### Records drawn from a dataset
※ ※ ※

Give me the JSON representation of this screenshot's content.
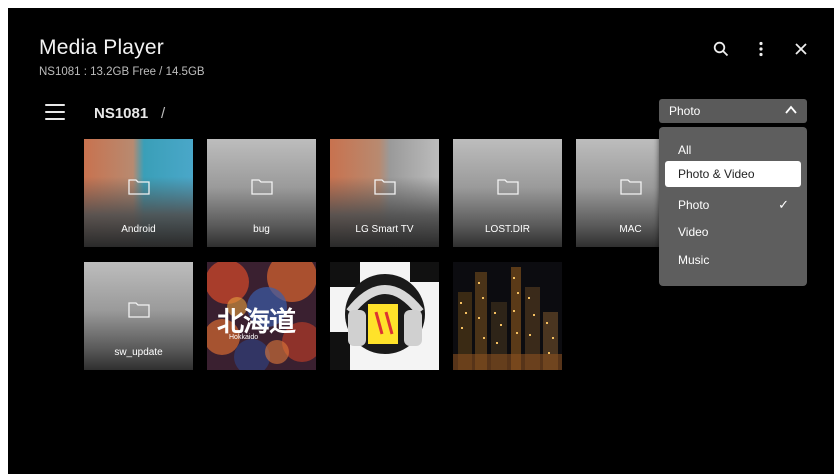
{
  "app": {
    "title": "Media Player",
    "storage_info": "NS1081 : 13.2GB Free / 14.5GB"
  },
  "header_icons": [
    "search-icon",
    "more-vert-icon",
    "close-icon"
  ],
  "breadcrumb": {
    "current": "NS1081",
    "separator": "/"
  },
  "filter": {
    "selected": "Photo",
    "options": [
      {
        "label": "All",
        "focused": false,
        "checked": false
      },
      {
        "label": "Photo & Video",
        "focused": true,
        "checked": false
      },
      {
        "label": "Photo",
        "focused": false,
        "checked": true
      },
      {
        "label": "Video",
        "focused": false,
        "checked": false
      },
      {
        "label": "Music",
        "focused": false,
        "checked": false
      }
    ],
    "check_mark": "✓"
  },
  "grid": {
    "folders": [
      {
        "label": "Android"
      },
      {
        "label": "bug"
      },
      {
        "label": "LG Smart TV"
      },
      {
        "label": "LOST.DIR"
      },
      {
        "label": "MAC"
      },
      {
        "label": "sw_update"
      }
    ],
    "photos": [
      {
        "name": "hokkaido-photo",
        "text": "北海道",
        "subtext": "Hokkaido"
      },
      {
        "name": "headphones-photo"
      },
      {
        "name": "city-night-photo"
      }
    ]
  },
  "colors": {
    "background": "#000000",
    "dropdown": "#5e5e5e",
    "focus": "#ffffff"
  }
}
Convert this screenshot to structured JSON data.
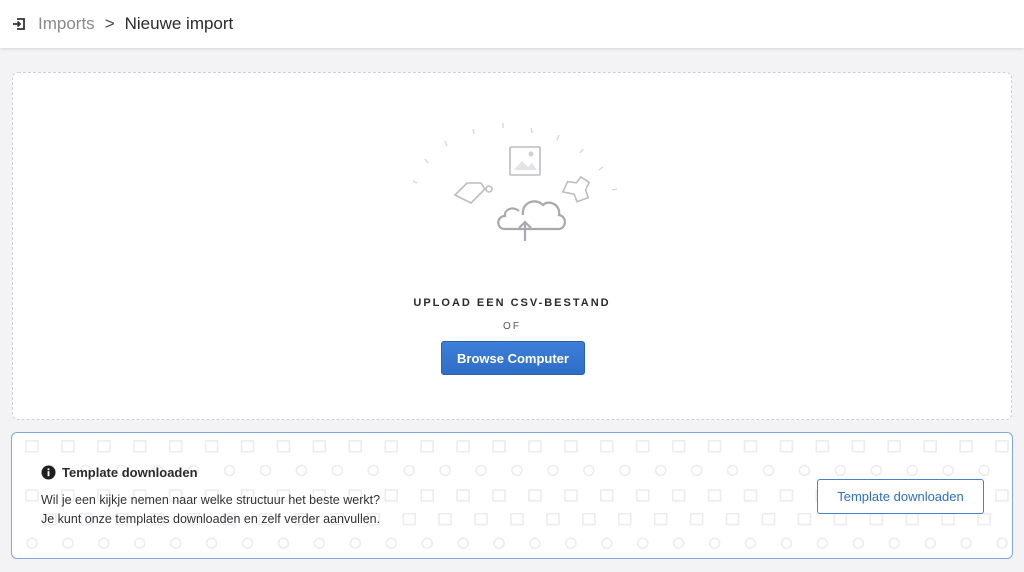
{
  "header": {
    "breadcrumb_parent": "Imports",
    "breadcrumb_separator": ">",
    "breadcrumb_current": "Nieuwe import"
  },
  "upload": {
    "title": "UPLOAD EEN CSV-BESTAND",
    "or_text": "OF",
    "browse_label": "Browse Computer"
  },
  "template": {
    "title": "Template downloaden",
    "line1": "Wil je een kijkje nemen naar welke structuur het beste werkt?",
    "line2": "Je kunt onze templates downloaden en zelf verder aanvullen.",
    "button_label": "Template downloaden"
  },
  "colors": {
    "accent": "#2f6ec7",
    "panel_border": "#7fa7dc",
    "page_bg": "#f3f3f5"
  },
  "icons": {
    "back": "import-arrow-icon",
    "info": "info-icon",
    "upload": "cloud-upload-icon"
  }
}
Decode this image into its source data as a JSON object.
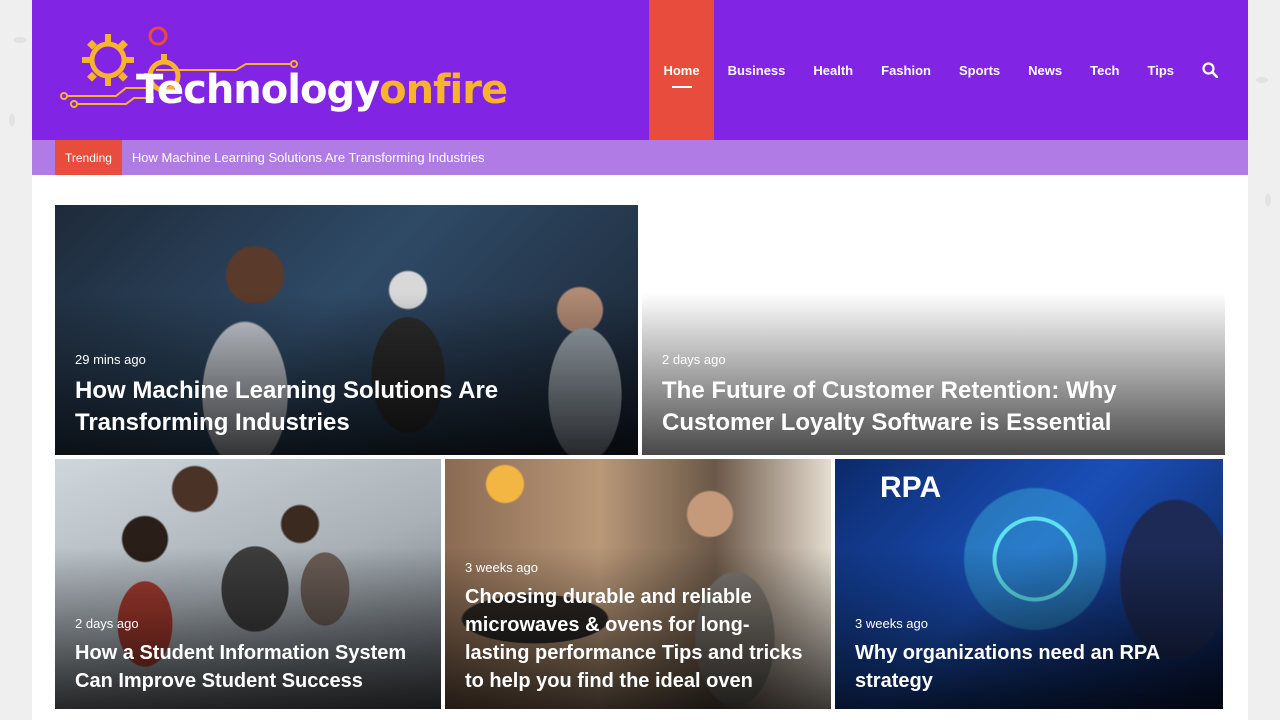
{
  "site": {
    "logo_part1": "Technology",
    "logo_part2": "onfire",
    "brand_purple": "#8224e3",
    "accent_red": "#e74c3c",
    "logo_orange": "#f7b32b"
  },
  "nav": {
    "items": [
      {
        "label": "Home"
      },
      {
        "label": "Business"
      },
      {
        "label": "Health"
      },
      {
        "label": "Fashion"
      },
      {
        "label": "Sports"
      },
      {
        "label": "News"
      },
      {
        "label": "Tech"
      },
      {
        "label": "Tips"
      }
    ],
    "search_icon": "search-icon"
  },
  "trending": {
    "badge": "Trending",
    "headline": "How Machine Learning Solutions Are Transforming Industries"
  },
  "posts": [
    {
      "time": "29 mins ago",
      "title": "How Machine Learning Solutions Are Transforming Industries"
    },
    {
      "time": "2 days ago",
      "title": "The Future of Customer Retention: Why Customer Loyalty Software is Essential"
    },
    {
      "time": "2 days ago",
      "title": "How a Student Information System Can Improve Student Success"
    },
    {
      "time": "3 weeks ago",
      "title": "Choosing durable and reliable microwaves & ovens for long-lasting performance Tips and tricks to help you find the ideal oven"
    },
    {
      "time": "3 weeks ago",
      "title": "Why organizations need an RPA strategy"
    }
  ]
}
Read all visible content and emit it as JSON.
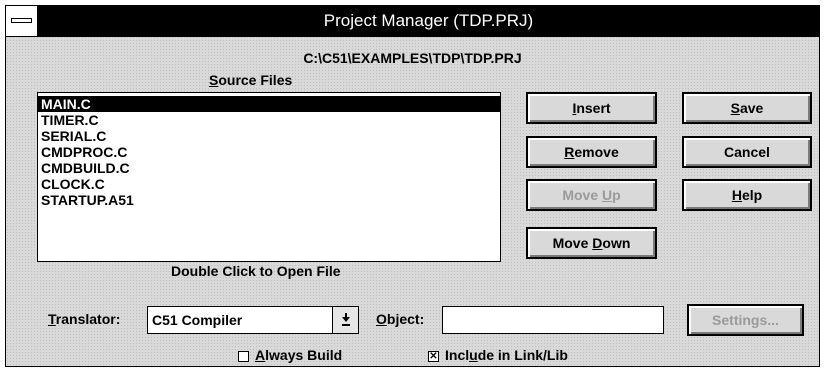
{
  "window": {
    "title": "Project Manager (TDP.PRJ)"
  },
  "project_path": "C:\\C51\\EXAMPLES\\TDP\\TDP.PRJ",
  "source_files": {
    "label_pre": "",
    "label_key": "S",
    "label_post": "ource Files",
    "items": [
      "MAIN.C",
      "TIMER.C",
      "SERIAL.C",
      "CMDPROC.C",
      "CMDBUILD.C",
      "CLOCK.C",
      "STARTUP.A51"
    ],
    "selected_index": 0,
    "hint": "Double Click to Open File"
  },
  "buttons": {
    "insert": {
      "pre": "",
      "key": "I",
      "post": "nsert"
    },
    "remove": {
      "pre": "",
      "key": "R",
      "post": "emove"
    },
    "move_up": {
      "pre": "Move ",
      "key": "U",
      "post": "p"
    },
    "move_down": {
      "pre": "Move ",
      "key": "D",
      "post": "own"
    },
    "save": {
      "pre": "",
      "key": "S",
      "post": "ave"
    },
    "cancel": {
      "label": "Cancel"
    },
    "help": {
      "pre": "",
      "key": "H",
      "post": "elp"
    },
    "settings": {
      "label": "Settings..."
    }
  },
  "translator": {
    "label_key": "T",
    "label_post": "ranslator:",
    "value": "C51 Compiler"
  },
  "object": {
    "label_key": "O",
    "label_post": "bject:",
    "value": ""
  },
  "options": {
    "always_build": {
      "key": "A",
      "post": "lways Build",
      "checked": false,
      "mark": ""
    },
    "include_link": {
      "pre": "Incl",
      "key": "u",
      "post": "de in Link/Lib",
      "checked": true,
      "mark": "✕"
    }
  }
}
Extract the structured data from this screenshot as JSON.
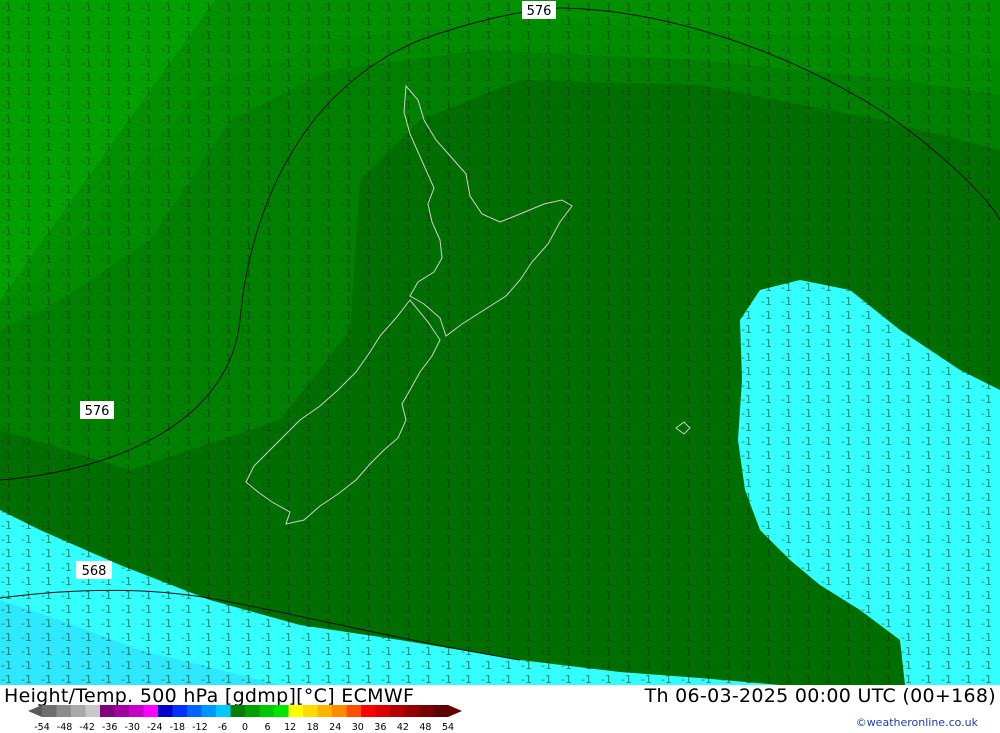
{
  "header": {
    "product_title": "Height/Temp. 500 hPa [gdmp][°C] ECMWF",
    "valid_time": "Th 06-03-2025 00:00 UTC (00+168)",
    "credit": "©weatheronline.co.uk"
  },
  "map": {
    "region": "New Zealand",
    "height_contour_labels": [
      "576",
      "576",
      "568"
    ],
    "temperature_zones": [
      {
        "label": "-8",
        "color": "#00a000"
      },
      {
        "label": "-9",
        "color": "#009000"
      },
      {
        "label": "-10..-12",
        "color": "#008000"
      },
      {
        "label": "-13..-14",
        "color": "#006e00"
      },
      {
        "label": "-15..-19",
        "color": "#33ffff"
      }
    ],
    "coastline_color": "#d0d0d0"
  },
  "legend": {
    "tick_labels": [
      "-54",
      "-48",
      "-42",
      "-36",
      "-30",
      "-24",
      "-18",
      "-12",
      "-6",
      "0",
      "6",
      "12",
      "18",
      "24",
      "30",
      "36",
      "42",
      "48",
      "54"
    ],
    "colors": [
      "#6e6e6e",
      "#8c8c8c",
      "#aaaaaa",
      "#c8c8c8",
      "#800080",
      "#a000a0",
      "#c800c8",
      "#ff00ff",
      "#0000c8",
      "#0032ff",
      "#0064ff",
      "#0096ff",
      "#00c8ff",
      "#008000",
      "#00a000",
      "#00c800",
      "#00e600",
      "#ffff00",
      "#ffdc00",
      "#ffb400",
      "#ff8c00",
      "#ff5000",
      "#ff0000",
      "#dc0000",
      "#b40000",
      "#960000",
      "#780000",
      "#600000"
    ]
  }
}
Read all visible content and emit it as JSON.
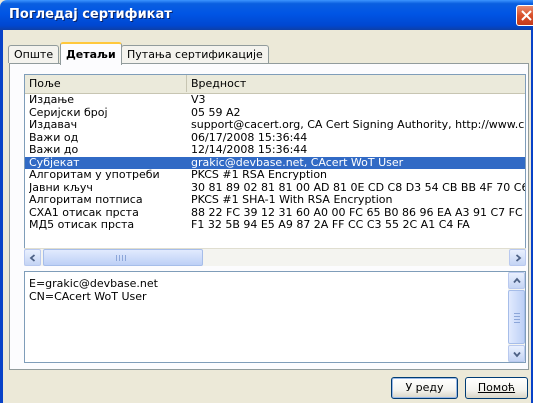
{
  "window": {
    "title": "Погледај сертификат"
  },
  "tabs": [
    {
      "label": "Опште",
      "active": false
    },
    {
      "label": "Детаљи",
      "active": true
    },
    {
      "label": "Путања сертификације",
      "active": false
    }
  ],
  "fields_list": {
    "headers": {
      "field": "Поље",
      "value": "Вредност"
    },
    "selected_index": 5,
    "rows": [
      {
        "field": "Издање",
        "value": "V3"
      },
      {
        "field": "Серијски број",
        "value": "05 59 A2"
      },
      {
        "field": "Издавач",
        "value": "support@cacert.org, CA Cert Signing Authority, http://www.cacert"
      },
      {
        "field": "Важи од",
        "value": "06/17/2008 15:36:44"
      },
      {
        "field": "Важи до",
        "value": "12/14/2008 15:36:44"
      },
      {
        "field": "Субјекат",
        "value": "grakic@devbase.net, CAcert WoT User"
      },
      {
        "field": "Алгоритам у употреби",
        "value": "PKCS #1 RSA Encryption"
      },
      {
        "field": "Јавни кључ",
        "value": "30 81 89 02 81 81 00 AD 81 0E CD C8 D3 54 CB BB 4F 70 C6 DE 36 3"
      },
      {
        "field": "Алгоритам потписа",
        "value": "PKCS #1 SHA-1 With RSA Encryption"
      },
      {
        "field": "СХА1 отисак прста",
        "value": "88 22 FC 39 12 31 60 A0 00 FC 65 B0 86 96 EA A3 91 C7 FC D3"
      },
      {
        "field": "МД5 отисак прста",
        "value": "F1 32 5B 94 E5 A9 87 2A FF CC C3 55 2C A1 C4 FA"
      }
    ]
  },
  "field_detail": {
    "lines": [
      "E=grakic@devbase.net",
      "CN=CAcert WoT User"
    ]
  },
  "buttons": {
    "ok": "У реду",
    "help": "Помоћ"
  },
  "icons": {
    "close": "close-icon",
    "scroll_left": "arrow-left-icon",
    "scroll_right": "arrow-right-icon",
    "scroll_up": "arrow-up-icon",
    "scroll_down": "arrow-down-icon"
  },
  "colors": {
    "titlebar": "#0055e5",
    "selection": "#316ac5",
    "close_button": "#d9502a",
    "active_tab_accent": "#ffc83c"
  }
}
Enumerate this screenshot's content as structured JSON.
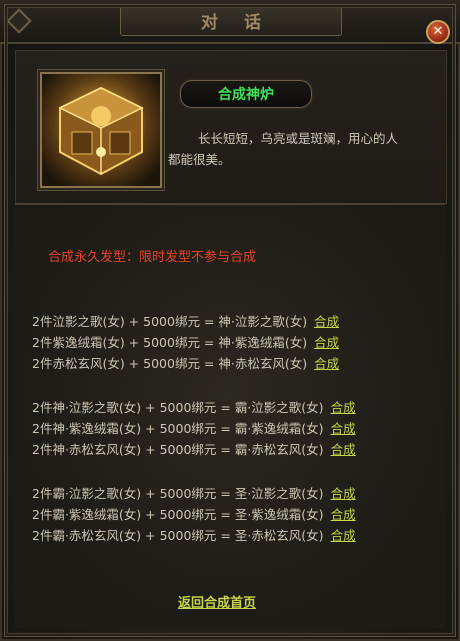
{
  "window": {
    "title": "对 话",
    "close_icon": "close-icon"
  },
  "npc": {
    "name": "合成神炉",
    "description": "长长短短，乌亮或是斑斓，用心的人都能很美。",
    "portrait_icon": "treasure-furnace-icon"
  },
  "notice": "合成永久发型：限时发型不参与合成",
  "groups": [
    {
      "recipes": [
        {
          "text": "2件泣影之歌(女) + 5000绑元 = 神·泣影之歌(女)",
          "action": "合成"
        },
        {
          "text": "2件紫逸绒霜(女) + 5000绑元 = 神·紫逸绒霜(女)",
          "action": "合成"
        },
        {
          "text": "2件赤松玄风(女) + 5000绑元 = 神·赤松玄风(女)",
          "action": "合成"
        }
      ]
    },
    {
      "recipes": [
        {
          "text": "2件神·泣影之歌(女) + 5000绑元 = 霸·泣影之歌(女)",
          "action": "合成"
        },
        {
          "text": "2件神·紫逸绒霜(女) + 5000绑元 = 霸·紫逸绒霜(女)",
          "action": "合成"
        },
        {
          "text": "2件神·赤松玄风(女) + 5000绑元 = 霸·赤松玄风(女)",
          "action": "合成"
        }
      ]
    },
    {
      "recipes": [
        {
          "text": "2件霸·泣影之歌(女) + 5000绑元 = 圣·泣影之歌(女)",
          "action": "合成"
        },
        {
          "text": "2件霸·紫逸绒霜(女) + 5000绑元 = 圣·紫逸绒霜(女)",
          "action": "合成"
        },
        {
          "text": "2件霸·赤松玄风(女) + 5000绑元 = 圣·赤松玄风(女)",
          "action": "合成"
        }
      ]
    }
  ],
  "footer": {
    "back_label": "返回合成首页"
  },
  "colors": {
    "npc_name": "#3ee05a",
    "notice": "#e8422c",
    "link": "#c8d44a",
    "text": "#cdc6b4"
  }
}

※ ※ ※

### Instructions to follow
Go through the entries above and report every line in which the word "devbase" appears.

### Answer section
        "value": "grakic@devbase.net, CAcert WoT User"
      "E=grakic@devbase.net",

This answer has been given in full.